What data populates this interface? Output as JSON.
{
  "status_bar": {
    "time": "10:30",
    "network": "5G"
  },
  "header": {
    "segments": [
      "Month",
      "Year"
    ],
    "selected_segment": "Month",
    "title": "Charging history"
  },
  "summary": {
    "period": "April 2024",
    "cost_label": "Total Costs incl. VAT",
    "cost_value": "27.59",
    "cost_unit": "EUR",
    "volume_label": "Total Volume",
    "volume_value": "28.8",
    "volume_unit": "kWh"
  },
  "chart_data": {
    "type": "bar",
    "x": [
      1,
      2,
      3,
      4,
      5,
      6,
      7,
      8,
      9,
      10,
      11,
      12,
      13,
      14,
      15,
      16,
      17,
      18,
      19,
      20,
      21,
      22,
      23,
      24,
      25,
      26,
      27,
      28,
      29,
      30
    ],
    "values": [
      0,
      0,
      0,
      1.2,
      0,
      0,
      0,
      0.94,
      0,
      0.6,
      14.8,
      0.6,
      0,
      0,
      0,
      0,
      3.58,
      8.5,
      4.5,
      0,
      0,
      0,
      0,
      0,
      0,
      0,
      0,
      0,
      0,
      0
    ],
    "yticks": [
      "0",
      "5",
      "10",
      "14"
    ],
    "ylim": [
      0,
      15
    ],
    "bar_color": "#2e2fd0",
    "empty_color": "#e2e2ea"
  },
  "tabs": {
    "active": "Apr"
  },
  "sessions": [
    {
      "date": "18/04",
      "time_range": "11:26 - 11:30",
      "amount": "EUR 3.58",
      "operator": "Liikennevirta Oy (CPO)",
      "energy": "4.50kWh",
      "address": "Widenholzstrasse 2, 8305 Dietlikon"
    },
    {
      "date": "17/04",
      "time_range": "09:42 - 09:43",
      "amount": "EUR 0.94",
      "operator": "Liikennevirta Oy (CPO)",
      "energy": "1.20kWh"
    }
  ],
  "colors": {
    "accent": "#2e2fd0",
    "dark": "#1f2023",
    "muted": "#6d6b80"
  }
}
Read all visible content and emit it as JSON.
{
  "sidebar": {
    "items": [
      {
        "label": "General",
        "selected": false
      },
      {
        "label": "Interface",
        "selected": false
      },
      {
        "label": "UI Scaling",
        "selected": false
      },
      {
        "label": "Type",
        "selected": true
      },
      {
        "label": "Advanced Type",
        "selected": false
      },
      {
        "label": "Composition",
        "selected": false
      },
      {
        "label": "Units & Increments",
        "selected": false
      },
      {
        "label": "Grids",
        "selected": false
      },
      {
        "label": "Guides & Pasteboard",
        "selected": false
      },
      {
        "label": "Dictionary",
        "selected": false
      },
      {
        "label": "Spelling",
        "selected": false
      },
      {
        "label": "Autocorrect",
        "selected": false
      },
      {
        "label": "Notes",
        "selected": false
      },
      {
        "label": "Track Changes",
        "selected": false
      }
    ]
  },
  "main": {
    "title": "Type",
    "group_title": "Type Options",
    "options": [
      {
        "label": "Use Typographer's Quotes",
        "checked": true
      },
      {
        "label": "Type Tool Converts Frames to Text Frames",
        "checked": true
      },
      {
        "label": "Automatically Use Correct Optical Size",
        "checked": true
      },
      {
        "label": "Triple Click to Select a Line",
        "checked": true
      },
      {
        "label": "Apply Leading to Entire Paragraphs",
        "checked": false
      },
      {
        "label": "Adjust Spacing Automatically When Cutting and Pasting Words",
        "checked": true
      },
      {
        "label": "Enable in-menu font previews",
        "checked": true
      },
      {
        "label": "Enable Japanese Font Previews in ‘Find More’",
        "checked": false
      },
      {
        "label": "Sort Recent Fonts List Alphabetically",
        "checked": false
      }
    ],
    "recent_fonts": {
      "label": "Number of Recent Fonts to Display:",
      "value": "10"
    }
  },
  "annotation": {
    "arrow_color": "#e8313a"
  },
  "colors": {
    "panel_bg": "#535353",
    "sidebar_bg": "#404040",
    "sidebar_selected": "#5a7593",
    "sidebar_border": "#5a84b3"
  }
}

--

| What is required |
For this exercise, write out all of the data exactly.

| Response |
What data populates this interface? Output as JSON.
{
  "status_bar": {
    "time": "10:30",
    "network": "5G"
  },
  "header": {
    "segments": [
      "Month",
      "Year"
    ],
    "selected_segment": "Month",
    "title": "Charging history"
  },
  "summary": {
    "period": "April 2024",
    "cost_label": "Total Costs incl. VAT",
    "cost_value": "27.59",
    "cost_unit": "EUR",
    "volume_label": "Total Volume",
    "volume_value": "28.8",
    "volume_unit": "kWh"
  },
  "chart_data": {
    "type": "bar",
    "x": [
      1,
      2,
      3,
      4,
      5,
      6,
      7,
      8,
      9,
      10,
      11,
      12,
      13,
      14,
      15,
      16,
      17,
      18,
      19,
      20,
      21,
      22,
      23,
      24,
      25,
      26,
      27,
      28,
      29,
      30
    ],
    "values": [
      0,
      0,
      0,
      1.2,
      0,
      0,
      0,
      0.94,
      0,
      0.6,
      14.8,
      0.6,
      0,
      0,
      0,
      0,
      3.58,
      8.5,
      4.5,
      0,
      0,
      0,
      0,
      0,
      0,
      0,
      0,
      0,
      0,
      0
    ],
    "yticks": [
      "0",
      "5",
      "10",
      "14"
    ],
    "ylim": [
      0,
      15
    ],
    "bar_color": "#2e2fd0",
    "empty_color": "#e2e2ea"
  },
  "tabs": {
    "active": "Apr"
  },
  "sessions": [
    {
      "date": "18/04",
      "time_range": "11:26 - 11:30",
      "amount": "EUR 3.58",
      "operator": "Liikennevirta Oy (CPO)",
      "energy": "4.50kWh",
      "address": "Widenholzstrasse 2, 8305 Dietlikon"
    },
    {
      "date": "17/04",
      "time_range": "09:42 - 09:43",
      "amount": "EUR 0.94",
      "operator": "Liikennevirta Oy (CPO)",
      "energy": "1.20kWh"
    }
  ],
  "colors": {
    "accent": "#2e2fd0",
    "dark": "#1f2023",
    "muted": "#6d6b80"
  }
}
Read all visible content and emit it as JSON.
{
  "sidebar": {
    "items": [
      {
        "label": "General",
        "selected": false
      },
      {
        "label": "Interface",
        "selected": false
      },
      {
        "label": "UI Scaling",
        "selected": false
      },
      {
        "label": "Type",
        "selected": true
      },
      {
        "label": "Advanced Type",
        "selected": false
      },
      {
        "label": "Composition",
        "selected": false
      },
      {
        "label": "Units & Increments",
        "selected": false
      },
      {
        "label": "Grids",
        "selected": false
      },
      {
        "label": "Guides & Pasteboard",
        "selected": false
      },
      {
        "label": "Dictionary",
        "selected": false
      },
      {
        "label": "Spelling",
        "selected": false
      },
      {
        "label": "Autocorrect",
        "selected": false
      },
      {
        "label": "Notes",
        "selected": false
      },
      {
        "label": "Track Changes",
        "selected": false
      }
    ]
  },
  "main": {
    "title": "Type",
    "group_title": "Type Options",
    "options": [
      {
        "label": "Use Typographer's Quotes",
        "checked": true
      },
      {
        "label": "Type Tool Converts Frames to Text Frames",
        "checked": true
      },
      {
        "label": "Automatically Use Correct Optical Size",
        "checked": true
      },
      {
        "label": "Triple Click to Select a Line",
        "checked": true
      },
      {
        "label": "Apply Leading to Entire Paragraphs",
        "checked": false
      },
      {
        "label": "Adjust Spacing Automatically When Cutting and Pasting Words",
        "checked": true
      },
      {
        "label": "Enable in-menu font previews",
        "checked": true
      },
      {
        "label": "Enable Japanese Font Previews in ‘Find More’",
        "checked": false
      },
      {
        "label": "Sort Recent Fonts List Alphabetically",
        "checked": false
      }
    ],
    "recent_fonts": {
      "label": "Number of Recent Fonts to Display:",
      "value": "10"
    }
  },
  "annotation": {
    "arrow_color": "#e8313a"
  },
  "colors": {
    "panel_bg": "#535353",
    "sidebar_bg": "#404040",
    "sidebar_selected": "#5a7593",
    "sidebar_border": "#5a84b3"
  }
}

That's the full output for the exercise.